SANANTONIO-- The historic Childress Memorial Church of God in Christ caught fire late Friday night, and by the early hours of Saturday morning, the entire building was engulfed.
A picture taken at the scene shortly after midnight showed flames leaping into the air from the structure, which is located at the corner of North Pine and Hays streets on the city's east side.
As of 7:45 a.m., the church was charred to the core. A single fire engine was still pumping water onto hot spots throughout the church as Bishop Samuel Iglehart got his first look at the destruction.
I'm completely overwhelmed, he told KENS 5's Marvin Hurst. I mean I can't even visualize when I took over this church over 17 years ago. My father had been the pastor. And his picture, they say, is still up. And I thank God for that.
At least two dozen San Antonio Fire Department units were called to the church early Saturday morning as nearby residents and spectators who tracked down the leaping flames from afar took videos on their cell phones.

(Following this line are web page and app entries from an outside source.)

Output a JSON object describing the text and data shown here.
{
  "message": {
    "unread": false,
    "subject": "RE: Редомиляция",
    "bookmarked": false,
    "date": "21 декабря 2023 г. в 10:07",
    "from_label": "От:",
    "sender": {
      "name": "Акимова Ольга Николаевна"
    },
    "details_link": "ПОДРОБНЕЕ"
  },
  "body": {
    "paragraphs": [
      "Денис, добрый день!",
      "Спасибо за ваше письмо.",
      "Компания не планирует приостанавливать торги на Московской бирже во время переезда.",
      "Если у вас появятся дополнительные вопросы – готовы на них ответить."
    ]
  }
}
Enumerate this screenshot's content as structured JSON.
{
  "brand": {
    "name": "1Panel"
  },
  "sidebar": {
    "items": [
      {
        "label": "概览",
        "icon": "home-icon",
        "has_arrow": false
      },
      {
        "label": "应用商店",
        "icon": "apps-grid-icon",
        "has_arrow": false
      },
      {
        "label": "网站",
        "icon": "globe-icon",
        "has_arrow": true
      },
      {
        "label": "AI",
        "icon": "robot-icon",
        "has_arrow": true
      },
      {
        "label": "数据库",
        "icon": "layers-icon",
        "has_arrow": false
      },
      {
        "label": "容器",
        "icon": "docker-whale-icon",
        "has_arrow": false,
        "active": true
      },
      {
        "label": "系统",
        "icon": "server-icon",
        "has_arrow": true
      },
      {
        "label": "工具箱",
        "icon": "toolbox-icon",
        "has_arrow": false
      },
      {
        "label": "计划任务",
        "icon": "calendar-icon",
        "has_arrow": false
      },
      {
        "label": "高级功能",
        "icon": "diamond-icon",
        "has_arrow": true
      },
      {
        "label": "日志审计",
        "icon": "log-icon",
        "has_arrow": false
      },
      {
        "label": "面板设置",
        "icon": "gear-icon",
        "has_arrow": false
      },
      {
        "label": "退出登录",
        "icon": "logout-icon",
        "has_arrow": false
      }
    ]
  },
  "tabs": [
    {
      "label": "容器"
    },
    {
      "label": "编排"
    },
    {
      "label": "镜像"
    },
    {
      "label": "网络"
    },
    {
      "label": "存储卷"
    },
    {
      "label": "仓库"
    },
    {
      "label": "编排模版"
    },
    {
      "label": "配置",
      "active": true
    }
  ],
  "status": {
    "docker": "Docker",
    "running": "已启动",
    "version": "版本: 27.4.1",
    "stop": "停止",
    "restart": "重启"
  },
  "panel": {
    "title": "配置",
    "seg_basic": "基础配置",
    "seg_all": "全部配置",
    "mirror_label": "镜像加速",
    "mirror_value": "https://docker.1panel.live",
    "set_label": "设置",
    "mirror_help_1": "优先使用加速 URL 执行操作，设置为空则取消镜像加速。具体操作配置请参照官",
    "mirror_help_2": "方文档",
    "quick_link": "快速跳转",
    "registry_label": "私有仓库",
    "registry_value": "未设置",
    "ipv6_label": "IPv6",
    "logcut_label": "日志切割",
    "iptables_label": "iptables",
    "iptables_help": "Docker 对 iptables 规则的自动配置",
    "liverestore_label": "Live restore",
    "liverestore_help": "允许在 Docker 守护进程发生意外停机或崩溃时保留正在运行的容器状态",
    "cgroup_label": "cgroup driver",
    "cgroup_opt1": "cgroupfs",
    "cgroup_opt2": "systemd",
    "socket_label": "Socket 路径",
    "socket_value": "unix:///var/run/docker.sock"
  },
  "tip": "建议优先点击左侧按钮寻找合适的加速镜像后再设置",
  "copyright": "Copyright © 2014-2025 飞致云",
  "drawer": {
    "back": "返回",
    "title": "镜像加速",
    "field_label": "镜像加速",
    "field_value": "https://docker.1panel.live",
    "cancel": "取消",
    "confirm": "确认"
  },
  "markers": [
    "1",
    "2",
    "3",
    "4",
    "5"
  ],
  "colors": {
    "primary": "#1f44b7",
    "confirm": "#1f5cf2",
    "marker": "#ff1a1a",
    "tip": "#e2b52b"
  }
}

We was coming home and we could see the fire way one the north side of town, said Kenneth Mathais. That's part of east-side history, gone.
Arson investigators were called to the church on Saturday morning. They were not immediately sure how the blaze started but Iglehart said it may have been intentionally set.
I'm very sorry that they're suspecting arson and, I don't know, but I hope whoever did this one is going to be caught, he said.
Iglehart said the congregation is strong, and that they are already talking about bringing utility trailers to the church until they find a nearby building in which to host the church's programs and worship services.
No injuries were reported.
Fire investigators said it was still too early to determine whether or not the fire was intentionally set. The ATF has also been called to help in the investigation.
San Antonio firefighters announced on Wednesday they are investigating six arsons on the city's east side in recent weeks. Anyone with more information about the fires is urged to contact the fire hotline at (210) 227-FIRE.